*EXERCISE REQUIREMENTS:*
Run through the data and copy out every line that mentions the word "when".

*DATASET CONTENT:*

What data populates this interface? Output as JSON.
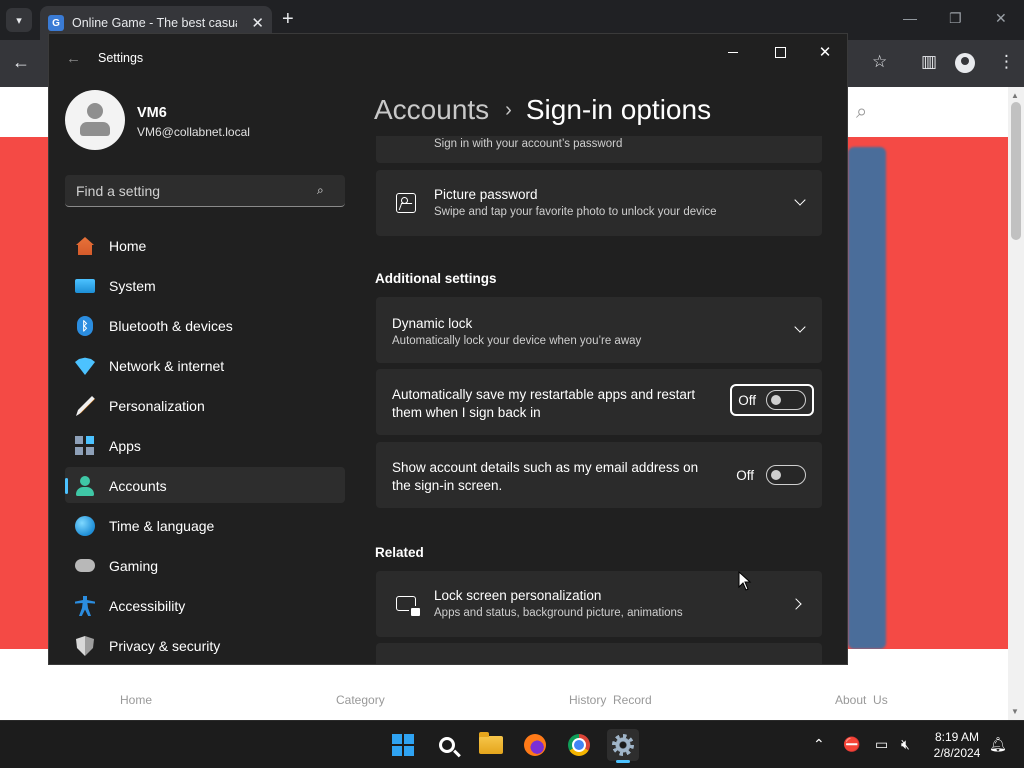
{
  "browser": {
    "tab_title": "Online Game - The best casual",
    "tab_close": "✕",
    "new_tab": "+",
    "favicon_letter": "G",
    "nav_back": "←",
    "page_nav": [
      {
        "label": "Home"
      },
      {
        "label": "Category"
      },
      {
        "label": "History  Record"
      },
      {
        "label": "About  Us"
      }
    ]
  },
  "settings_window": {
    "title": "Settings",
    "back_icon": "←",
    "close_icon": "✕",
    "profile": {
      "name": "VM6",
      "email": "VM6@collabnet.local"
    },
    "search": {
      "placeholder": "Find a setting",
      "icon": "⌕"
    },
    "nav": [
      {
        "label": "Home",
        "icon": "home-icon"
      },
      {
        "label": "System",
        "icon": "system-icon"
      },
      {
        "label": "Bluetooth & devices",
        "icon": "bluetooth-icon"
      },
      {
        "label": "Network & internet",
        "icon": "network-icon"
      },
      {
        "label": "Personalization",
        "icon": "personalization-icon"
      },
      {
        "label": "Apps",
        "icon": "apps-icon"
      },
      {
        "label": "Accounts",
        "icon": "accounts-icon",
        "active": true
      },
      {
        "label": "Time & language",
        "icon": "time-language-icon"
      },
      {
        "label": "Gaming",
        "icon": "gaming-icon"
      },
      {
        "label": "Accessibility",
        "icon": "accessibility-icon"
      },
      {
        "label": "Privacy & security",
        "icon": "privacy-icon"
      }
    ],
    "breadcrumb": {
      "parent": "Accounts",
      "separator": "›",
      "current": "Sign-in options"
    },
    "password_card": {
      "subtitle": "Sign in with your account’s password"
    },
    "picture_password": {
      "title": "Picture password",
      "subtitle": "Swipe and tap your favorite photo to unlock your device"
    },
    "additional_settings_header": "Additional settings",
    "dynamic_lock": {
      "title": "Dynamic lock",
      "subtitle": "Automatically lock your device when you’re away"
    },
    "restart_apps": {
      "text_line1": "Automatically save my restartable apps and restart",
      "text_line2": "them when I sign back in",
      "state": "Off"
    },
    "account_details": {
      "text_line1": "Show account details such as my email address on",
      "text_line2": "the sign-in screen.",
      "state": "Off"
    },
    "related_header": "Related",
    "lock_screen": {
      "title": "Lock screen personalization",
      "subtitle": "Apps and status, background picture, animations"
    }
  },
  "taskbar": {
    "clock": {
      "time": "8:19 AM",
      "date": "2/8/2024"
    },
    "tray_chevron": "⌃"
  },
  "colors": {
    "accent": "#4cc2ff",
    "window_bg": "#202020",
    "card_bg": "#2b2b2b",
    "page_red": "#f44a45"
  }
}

*RESPONSE:*
      "subtitle": "Automatically lock your device when you’re away"
      "text_line2": "them when I sign back in",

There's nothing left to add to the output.